The adage claims that patience is a virtue. That rings true in the long distance freestyle swimming events in which Bethesda teenager Katie Ledecky has established herself this year as the world’s best.
The Stone Ridge School of the Sacred Heart rising junior said in a press conference recording Saturday that she has been more patient at this week’s 15th FINA World Championships in Barcelona, Spain than any past competition. And it’s paid dividends.
Ledecky closed out an historical week of racing by winning Saturday’s 800-meter freestyle final in world-record fashion for her fourth gold medal in as many events.
Ledecky’s time of 8 minutes, 13.86 seconds Saturday bested the previous world mark set by England’s Rebecca Adlington at the 2008 Beijing Olympics. Denmark’s Lotte Friis finished in second place, 2.46 seconds behind Ledecky.

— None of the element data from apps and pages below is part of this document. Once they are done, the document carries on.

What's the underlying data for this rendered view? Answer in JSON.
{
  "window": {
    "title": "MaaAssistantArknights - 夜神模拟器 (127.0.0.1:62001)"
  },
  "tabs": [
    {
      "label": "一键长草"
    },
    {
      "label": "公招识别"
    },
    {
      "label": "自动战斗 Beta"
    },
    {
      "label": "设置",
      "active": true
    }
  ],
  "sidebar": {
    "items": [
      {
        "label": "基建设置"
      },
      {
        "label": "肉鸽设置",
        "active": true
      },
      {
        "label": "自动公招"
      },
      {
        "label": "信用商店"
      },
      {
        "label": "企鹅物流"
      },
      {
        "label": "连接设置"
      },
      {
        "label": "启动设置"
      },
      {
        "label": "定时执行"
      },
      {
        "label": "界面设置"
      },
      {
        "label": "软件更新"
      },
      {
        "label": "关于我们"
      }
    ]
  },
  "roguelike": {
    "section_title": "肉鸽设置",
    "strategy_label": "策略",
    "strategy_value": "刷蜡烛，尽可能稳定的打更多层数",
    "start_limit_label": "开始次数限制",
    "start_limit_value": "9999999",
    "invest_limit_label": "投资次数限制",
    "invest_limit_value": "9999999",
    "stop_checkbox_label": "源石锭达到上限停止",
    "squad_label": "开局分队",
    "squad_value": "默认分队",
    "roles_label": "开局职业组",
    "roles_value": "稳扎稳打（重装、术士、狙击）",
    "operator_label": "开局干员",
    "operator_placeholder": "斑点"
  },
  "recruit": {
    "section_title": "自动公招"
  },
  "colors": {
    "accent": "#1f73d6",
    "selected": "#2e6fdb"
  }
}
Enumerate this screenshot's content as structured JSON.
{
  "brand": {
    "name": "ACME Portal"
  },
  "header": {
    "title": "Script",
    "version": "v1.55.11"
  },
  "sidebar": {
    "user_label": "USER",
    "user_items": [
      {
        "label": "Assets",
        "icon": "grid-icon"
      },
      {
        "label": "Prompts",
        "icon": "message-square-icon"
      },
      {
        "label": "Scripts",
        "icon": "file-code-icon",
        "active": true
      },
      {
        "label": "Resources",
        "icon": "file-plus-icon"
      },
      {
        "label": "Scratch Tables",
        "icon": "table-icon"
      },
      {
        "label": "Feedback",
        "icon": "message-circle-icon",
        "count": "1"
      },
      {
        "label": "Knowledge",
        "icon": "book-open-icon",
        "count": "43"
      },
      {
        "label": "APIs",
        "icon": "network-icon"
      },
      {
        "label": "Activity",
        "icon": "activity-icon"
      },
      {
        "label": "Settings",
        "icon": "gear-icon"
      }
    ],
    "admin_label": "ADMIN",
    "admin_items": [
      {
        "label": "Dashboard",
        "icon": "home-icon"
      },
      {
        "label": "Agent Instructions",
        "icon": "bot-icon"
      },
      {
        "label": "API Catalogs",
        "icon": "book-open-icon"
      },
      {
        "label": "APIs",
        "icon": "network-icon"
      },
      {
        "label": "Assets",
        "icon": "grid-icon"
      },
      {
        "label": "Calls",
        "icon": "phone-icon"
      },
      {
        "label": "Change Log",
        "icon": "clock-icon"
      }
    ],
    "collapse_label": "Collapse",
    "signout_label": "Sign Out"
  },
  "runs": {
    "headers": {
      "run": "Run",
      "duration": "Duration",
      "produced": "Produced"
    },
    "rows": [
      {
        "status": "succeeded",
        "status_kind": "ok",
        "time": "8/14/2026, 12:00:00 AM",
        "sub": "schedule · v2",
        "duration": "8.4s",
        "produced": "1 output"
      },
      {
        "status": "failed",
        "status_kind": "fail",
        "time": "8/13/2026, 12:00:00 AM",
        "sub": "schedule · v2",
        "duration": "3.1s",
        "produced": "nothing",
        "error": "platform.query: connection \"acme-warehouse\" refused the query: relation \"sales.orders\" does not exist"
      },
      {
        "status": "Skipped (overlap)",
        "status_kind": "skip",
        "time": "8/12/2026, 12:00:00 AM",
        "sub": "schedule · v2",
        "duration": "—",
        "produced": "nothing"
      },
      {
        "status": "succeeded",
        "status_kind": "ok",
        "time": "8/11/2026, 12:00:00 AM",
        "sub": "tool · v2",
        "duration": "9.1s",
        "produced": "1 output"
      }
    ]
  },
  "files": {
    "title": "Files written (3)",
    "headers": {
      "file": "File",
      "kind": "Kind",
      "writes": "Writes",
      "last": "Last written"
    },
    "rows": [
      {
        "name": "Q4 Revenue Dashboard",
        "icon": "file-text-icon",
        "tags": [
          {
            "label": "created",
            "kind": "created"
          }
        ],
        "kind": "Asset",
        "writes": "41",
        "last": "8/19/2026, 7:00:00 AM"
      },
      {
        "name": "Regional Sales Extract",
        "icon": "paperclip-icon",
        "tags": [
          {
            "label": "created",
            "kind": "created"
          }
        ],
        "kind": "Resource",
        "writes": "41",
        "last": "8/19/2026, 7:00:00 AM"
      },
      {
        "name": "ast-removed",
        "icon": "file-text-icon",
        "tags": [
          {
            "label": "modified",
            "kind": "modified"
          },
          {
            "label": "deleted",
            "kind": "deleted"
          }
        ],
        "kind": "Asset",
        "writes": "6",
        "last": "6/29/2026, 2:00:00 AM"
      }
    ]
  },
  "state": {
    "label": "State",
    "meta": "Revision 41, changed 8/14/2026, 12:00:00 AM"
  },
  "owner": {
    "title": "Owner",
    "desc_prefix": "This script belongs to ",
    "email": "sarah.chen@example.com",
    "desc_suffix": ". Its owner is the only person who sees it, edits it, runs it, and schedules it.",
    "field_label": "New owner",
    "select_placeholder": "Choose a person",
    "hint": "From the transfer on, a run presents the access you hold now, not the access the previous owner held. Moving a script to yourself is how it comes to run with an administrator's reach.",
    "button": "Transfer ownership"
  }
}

“I knew it was going to be a tough race and I knew Lotte would be right in it. I just had to be patient up front, which I’m not always very good at. I tried to push the last 200 as hard as I could and break away. That’s something I did a lot better this week than I’ve done in the past, staying patient. Usually I get excited and spin my wheels up front and am never able to close hard. But I put in the training to finish hard and swim well at the end, it was a matter of staying patient and knowing what I could do,” Ledecky said.
Earlier in the week Ledecky set an American record in her 400-meter freestyle win and crushed a six-year world record in her 1,500-meter freestyle gold-medal performance. On Thursday the 2012 Olympic gold medalist in the 800-meter freestyle swam the leadoff leg of Team USA’s winning 800-meter freestyle relay that was anchored by Missy Franklin.
Franklin had high praise for Ledecky following the win. The week’s results exceeded Ledecky’s own expectations, she said.
“I’m thrilled. My goal that my coach and I set at the beginning of the year was [to win] three medals and [set] one world record. I got four [gold] medals and two world records. I can’t be upset, I’m extremely happy,” Ledecky said.
Ledecky’s world championship win streak looked to be in jeopardy Saturday when she trailed by as much as one second — an eternity in swimming — for the majority of the first 600 meters. But Ledecky has also proven to be an excellent 200-meter freestyle athlete — she qualified for the World Championships in the event after finishing second to Franklin at the U.S. Swimming National Championships last month but scratched it from her already hectic schedule to conserve her energy, she said — and pulled away down the stretch Saturday.
Ledecky was out in front by the 650-meter mark, according to the USA Swimming website, and was twelve-hundredths ahead of the world-record pace with 100 meters to go.
“It doesn’t matter what’s going on in the middle of the race, it’s all about getting your hand on the wall [first]. My coach wanted me to really push the last 200. I just stayed patient throughout the race and made my move where I knew I had to,” Ledecky said. “It’s a pretty amazing feeling right now. It was good to finish off on a good note. I exceeded all expectations I had going into [worlds]. I’m just really happy right now.”